# Problem to work on
In the entries below, count the lines holding "photo". Reply with the number only.

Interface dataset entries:
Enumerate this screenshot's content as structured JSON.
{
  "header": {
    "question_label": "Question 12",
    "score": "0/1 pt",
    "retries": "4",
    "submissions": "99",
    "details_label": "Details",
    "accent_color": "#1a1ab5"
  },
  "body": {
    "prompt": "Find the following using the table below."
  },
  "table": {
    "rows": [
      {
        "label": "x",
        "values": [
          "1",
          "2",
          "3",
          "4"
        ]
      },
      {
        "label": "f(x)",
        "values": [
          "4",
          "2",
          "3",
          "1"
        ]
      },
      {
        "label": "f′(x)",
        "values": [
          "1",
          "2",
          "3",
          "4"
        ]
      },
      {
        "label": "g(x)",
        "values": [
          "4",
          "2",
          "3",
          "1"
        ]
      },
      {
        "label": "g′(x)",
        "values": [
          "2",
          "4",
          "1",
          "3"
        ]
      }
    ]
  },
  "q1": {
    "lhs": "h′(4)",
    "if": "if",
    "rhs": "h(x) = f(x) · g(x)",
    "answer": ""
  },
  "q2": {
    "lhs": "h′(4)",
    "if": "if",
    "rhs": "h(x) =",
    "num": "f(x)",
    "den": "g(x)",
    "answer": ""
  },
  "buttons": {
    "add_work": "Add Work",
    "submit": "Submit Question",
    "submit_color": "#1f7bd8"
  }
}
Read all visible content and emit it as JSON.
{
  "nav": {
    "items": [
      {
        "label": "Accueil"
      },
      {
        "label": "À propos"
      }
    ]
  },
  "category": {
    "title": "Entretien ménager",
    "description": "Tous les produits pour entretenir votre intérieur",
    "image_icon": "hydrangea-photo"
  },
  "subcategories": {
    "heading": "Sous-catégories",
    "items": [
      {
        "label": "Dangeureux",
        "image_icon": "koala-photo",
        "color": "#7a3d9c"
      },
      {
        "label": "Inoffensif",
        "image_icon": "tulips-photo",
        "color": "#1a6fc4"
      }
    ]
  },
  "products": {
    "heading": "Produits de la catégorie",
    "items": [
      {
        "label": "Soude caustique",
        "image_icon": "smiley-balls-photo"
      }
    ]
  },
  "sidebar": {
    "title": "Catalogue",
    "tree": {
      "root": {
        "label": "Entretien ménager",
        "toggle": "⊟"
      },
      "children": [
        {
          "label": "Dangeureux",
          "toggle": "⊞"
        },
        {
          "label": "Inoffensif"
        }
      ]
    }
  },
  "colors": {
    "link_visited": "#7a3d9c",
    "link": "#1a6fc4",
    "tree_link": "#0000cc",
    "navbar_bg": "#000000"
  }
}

# Finished exercise
4